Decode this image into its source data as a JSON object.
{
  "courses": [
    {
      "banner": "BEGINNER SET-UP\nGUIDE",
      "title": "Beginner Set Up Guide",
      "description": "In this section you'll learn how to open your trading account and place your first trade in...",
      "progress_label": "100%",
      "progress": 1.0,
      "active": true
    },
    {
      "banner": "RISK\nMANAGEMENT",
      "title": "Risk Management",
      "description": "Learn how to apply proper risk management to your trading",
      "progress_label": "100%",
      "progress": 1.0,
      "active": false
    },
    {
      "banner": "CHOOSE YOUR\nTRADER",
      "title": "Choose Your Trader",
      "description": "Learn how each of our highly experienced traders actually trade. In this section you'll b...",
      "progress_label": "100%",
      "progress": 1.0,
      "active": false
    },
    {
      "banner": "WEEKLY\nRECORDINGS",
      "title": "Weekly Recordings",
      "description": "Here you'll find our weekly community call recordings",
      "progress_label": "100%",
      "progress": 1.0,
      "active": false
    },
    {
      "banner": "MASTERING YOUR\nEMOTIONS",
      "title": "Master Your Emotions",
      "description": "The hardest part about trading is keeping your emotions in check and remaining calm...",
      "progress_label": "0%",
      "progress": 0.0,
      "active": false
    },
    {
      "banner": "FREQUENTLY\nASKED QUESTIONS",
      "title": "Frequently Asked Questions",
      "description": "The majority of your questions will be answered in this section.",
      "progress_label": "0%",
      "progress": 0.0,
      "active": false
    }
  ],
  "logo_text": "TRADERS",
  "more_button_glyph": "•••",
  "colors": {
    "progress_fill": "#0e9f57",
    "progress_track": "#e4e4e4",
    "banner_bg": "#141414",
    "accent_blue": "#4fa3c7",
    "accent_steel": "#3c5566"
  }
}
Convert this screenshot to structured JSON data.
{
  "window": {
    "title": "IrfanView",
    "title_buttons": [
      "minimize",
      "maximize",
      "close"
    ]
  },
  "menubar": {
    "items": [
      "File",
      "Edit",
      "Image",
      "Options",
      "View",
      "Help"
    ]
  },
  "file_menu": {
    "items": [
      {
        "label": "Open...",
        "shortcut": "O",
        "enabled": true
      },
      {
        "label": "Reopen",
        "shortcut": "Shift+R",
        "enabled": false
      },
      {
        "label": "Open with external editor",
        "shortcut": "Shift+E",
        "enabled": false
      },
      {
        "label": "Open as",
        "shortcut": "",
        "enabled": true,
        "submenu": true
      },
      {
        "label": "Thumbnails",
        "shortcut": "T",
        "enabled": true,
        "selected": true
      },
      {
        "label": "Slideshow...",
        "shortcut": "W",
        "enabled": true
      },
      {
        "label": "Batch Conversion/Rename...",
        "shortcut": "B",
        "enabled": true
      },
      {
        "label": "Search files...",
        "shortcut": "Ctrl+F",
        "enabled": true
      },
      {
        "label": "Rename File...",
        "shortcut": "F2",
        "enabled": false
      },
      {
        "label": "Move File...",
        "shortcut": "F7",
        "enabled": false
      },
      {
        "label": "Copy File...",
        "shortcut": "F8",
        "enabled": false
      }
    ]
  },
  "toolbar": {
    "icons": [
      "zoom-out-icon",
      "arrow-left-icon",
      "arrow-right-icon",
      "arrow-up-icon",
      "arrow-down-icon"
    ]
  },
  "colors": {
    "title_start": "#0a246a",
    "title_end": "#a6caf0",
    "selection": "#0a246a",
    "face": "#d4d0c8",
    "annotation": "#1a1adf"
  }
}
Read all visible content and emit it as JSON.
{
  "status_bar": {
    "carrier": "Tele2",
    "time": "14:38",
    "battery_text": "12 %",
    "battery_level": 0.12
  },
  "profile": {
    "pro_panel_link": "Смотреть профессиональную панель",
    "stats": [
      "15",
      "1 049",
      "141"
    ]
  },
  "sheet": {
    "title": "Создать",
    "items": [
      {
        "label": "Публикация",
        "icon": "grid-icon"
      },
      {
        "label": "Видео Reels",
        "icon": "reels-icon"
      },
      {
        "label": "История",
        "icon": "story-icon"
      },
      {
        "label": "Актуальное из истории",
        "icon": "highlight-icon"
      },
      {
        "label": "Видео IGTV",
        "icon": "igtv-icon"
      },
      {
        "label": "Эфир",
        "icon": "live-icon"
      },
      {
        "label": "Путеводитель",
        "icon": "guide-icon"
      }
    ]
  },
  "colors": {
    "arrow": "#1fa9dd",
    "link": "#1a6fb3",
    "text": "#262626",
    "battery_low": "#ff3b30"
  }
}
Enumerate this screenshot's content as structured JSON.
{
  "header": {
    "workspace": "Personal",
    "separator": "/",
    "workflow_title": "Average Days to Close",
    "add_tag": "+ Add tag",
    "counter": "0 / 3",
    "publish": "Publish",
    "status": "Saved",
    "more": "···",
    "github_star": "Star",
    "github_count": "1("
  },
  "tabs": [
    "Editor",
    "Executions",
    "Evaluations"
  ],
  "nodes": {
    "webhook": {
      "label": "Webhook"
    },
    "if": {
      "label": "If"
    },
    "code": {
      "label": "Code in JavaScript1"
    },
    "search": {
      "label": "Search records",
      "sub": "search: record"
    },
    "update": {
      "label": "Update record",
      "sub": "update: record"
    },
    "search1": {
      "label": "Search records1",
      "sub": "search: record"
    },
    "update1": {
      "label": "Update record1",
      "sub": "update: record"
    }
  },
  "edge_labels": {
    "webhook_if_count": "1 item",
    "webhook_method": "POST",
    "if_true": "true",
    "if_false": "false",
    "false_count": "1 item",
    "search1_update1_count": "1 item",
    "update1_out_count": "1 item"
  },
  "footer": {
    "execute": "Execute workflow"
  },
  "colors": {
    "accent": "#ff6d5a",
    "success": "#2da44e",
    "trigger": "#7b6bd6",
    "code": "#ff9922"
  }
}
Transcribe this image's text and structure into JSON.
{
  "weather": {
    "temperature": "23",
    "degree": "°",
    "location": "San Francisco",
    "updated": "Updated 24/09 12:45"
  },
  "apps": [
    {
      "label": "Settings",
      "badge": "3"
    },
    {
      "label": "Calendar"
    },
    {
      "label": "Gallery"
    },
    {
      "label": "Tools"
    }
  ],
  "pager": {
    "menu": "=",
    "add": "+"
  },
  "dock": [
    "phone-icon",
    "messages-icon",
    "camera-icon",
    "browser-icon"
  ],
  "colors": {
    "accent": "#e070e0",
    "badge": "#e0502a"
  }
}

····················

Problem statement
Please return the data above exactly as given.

Answer to the exercise
Decode this image into its source data as a JSON object.
{
  "courses": [
    {
      "banner": "BEGINNER SET-UP\nGUIDE",
      "title": "Beginner Set Up Guide",
      "description": "In this section you'll learn how to open your trading account and place your first trade in...",
      "progress_label": "100%",
      "progress": 1.0,
      "active": true
    },
    {
      "banner": "RISK\nMANAGEMENT",
      "title": "Risk Management",
      "description": "Learn how to apply proper risk management to your trading",
      "progress_label": "100%",
      "progress": 1.0,
      "active": false
    },
    {
      "banner": "CHOOSE YOUR\nTRADER",
      "title": "Choose Your Trader",
      "description": "Learn how each of our highly experienced traders actually trade. In this section you'll b...",
      "progress_label": "100%",
      "progress": 1.0,
      "active": false
    },
    {
      "banner": "WEEKLY\nRECORDINGS",
      "title": "Weekly Recordings",
      "description": "Here you'll find our weekly community call recordings",
      "progress_label": "100%",
      "progress": 1.0,
      "active": false
    },
    {
      "banner": "MASTERING YOUR\nEMOTIONS",
      "title": "Master Your Emotions",
      "description": "The hardest part about trading is keeping your emotions in check and remaining calm...",
      "progress_label": "0%",
      "progress": 0.0,
      "active": false
    },
    {
      "banner": "FREQUENTLY\nASKED QUESTIONS",
      "title": "Frequently Asked Questions",
      "description": "The majority of your questions will be answered in this section.",
      "progress_label": "0%",
      "progress": 0.0,
      "active": false
    }
  ],
  "logo_text": "TRADERS",
  "more_button_glyph": "•••",
  "colors": {
    "progress_fill": "#0e9f57",
    "progress_track": "#e4e4e4",
    "banner_bg": "#141414",
    "accent_blue": "#4fa3c7",
    "accent_steel": "#3c5566"
  }
}
Convert this screenshot to structured JSON data.
{
  "window": {
    "title": "IrfanView",
    "title_buttons": [
      "minimize",
      "maximize",
      "close"
    ]
  },
  "menubar": {
    "items": [
      "File",
      "Edit",
      "Image",
      "Options",
      "View",
      "Help"
    ]
  },
  "file_menu": {
    "items": [
      {
        "label": "Open...",
        "shortcut": "O",
        "enabled": true
      },
      {
        "label": "Reopen",
        "shortcut": "Shift+R",
        "enabled": false
      },
      {
        "label": "Open with external editor",
        "shortcut": "Shift+E",
        "enabled": false
      },
      {
        "label": "Open as",
        "shortcut": "",
        "enabled": true,
        "submenu": true
      },
      {
        "label": "Thumbnails",
        "shortcut": "T",
        "enabled": true,
        "selected": true
      },
      {
        "label": "Slideshow...",
        "shortcut": "W",
        "enabled": true
      },
      {
        "label": "Batch Conversion/Rename...",
        "shortcut": "B",
        "enabled": true
      },
      {
        "label": "Search files...",
        "shortcut": "Ctrl+F",
        "enabled": true
      },
      {
        "label": "Rename File...",
        "shortcut": "F2",
        "enabled": false
      },
      {
        "label": "Move File...",
        "shortcut": "F7",
        "enabled": false
      },
      {
        "label": "Copy File...",
        "shortcut": "F8",
        "enabled": false
      }
    ]
  },
  "toolbar": {
    "icons": [
      "zoom-out-icon",
      "arrow-left-icon",
      "arrow-right-icon",
      "arrow-up-icon",
      "arrow-down-icon"
    ]
  },
  "colors": {
    "title_start": "#0a246a",
    "title_end": "#a6caf0",
    "selection": "#0a246a",
    "face": "#d4d0c8",
    "annotation": "#1a1adf"
  }
}
Read all visible content and emit it as JSON.
{
  "status_bar": {
    "carrier": "Tele2",
    "time": "14:38",
    "battery_text": "12 %",
    "battery_level": 0.12
  },
  "profile": {
    "pro_panel_link": "Смотреть профессиональную панель",
    "stats": [
      "15",
      "1 049",
      "141"
    ]
  },
  "sheet": {
    "title": "Создать",
    "items": [
      {
        "label": "Публикация",
        "icon": "grid-icon"
      },
      {
        "label": "Видео Reels",
        "icon": "reels-icon"
      },
      {
        "label": "История",
        "icon": "story-icon"
      },
      {
        "label": "Актуальное из истории",
        "icon": "highlight-icon"
      },
      {
        "label": "Видео IGTV",
        "icon": "igtv-icon"
      },
      {
        "label": "Эфир",
        "icon": "live-icon"
      },
      {
        "label": "Путеводитель",
        "icon": "guide-icon"
      }
    ]
  },
  "colors": {
    "arrow": "#1fa9dd",
    "link": "#1a6fb3",
    "text": "#262626",
    "battery_low": "#ff3b30"
  }
}
Enumerate this screenshot's content as structured JSON.
{
  "header": {
    "workspace": "Personal",
    "separator": "/",
    "workflow_title": "Average Days to Close",
    "add_tag": "+ Add tag",
    "counter": "0 / 3",
    "publish": "Publish",
    "status": "Saved",
    "more": "···",
    "github_star": "Star",
    "github_count": "1("
  },
  "tabs": [
    "Editor",
    "Executions",
    "Evaluations"
  ],
  "nodes": {
    "webhook": {
      "label": "Webhook"
    },
    "if": {
      "label": "If"
    },
    "code": {
      "label": "Code in JavaScript1"
    },
    "search": {
      "label": "Search records",
      "sub": "search: record"
    },
    "update": {
      "label": "Update record",
      "sub": "update: record"
    },
    "search1": {
      "label": "Search records1",
      "sub": "search: record"
    },
    "update1": {
      "label": "Update record1",
      "sub": "update: record"
    }
  },
  "edge_labels": {
    "webhook_if_count": "1 item",
    "webhook_method": "POST",
    "if_true": "true",
    "if_false": "false",
    "false_count": "1 item",
    "search1_update1_count": "1 item",
    "update1_out_count": "1 item"
  },
  "footer": {
    "execute": "Execute workflow"
  },
  "colors": {
    "accent": "#ff6d5a",
    "success": "#2da44e",
    "trigger": "#7b6bd6",
    "code": "#ff9922"
  }
}
Transcribe this image's text and structure into JSON.
{
  "weather": {
    "temperature": "23",
    "degree": "°",
    "location": "San Francisco",
    "updated": "Updated 24/09 12:45"
  },
  "apps": [
    {
      "label": "Settings",
      "badge": "3"
    },
    {
      "label": "Calendar"
    },
    {
      "label": "Gallery"
    },
    {
      "label": "Tools"
    }
  ],
  "pager": {
    "menu": "=",
    "add": "+"
  },
  "dock": [
    "phone-icon",
    "messages-icon",
    "camera-icon",
    "browser-icon"
  ],
  "colors": {
    "accent": "#e070e0",
    "badge": "#e0502a"
  }
}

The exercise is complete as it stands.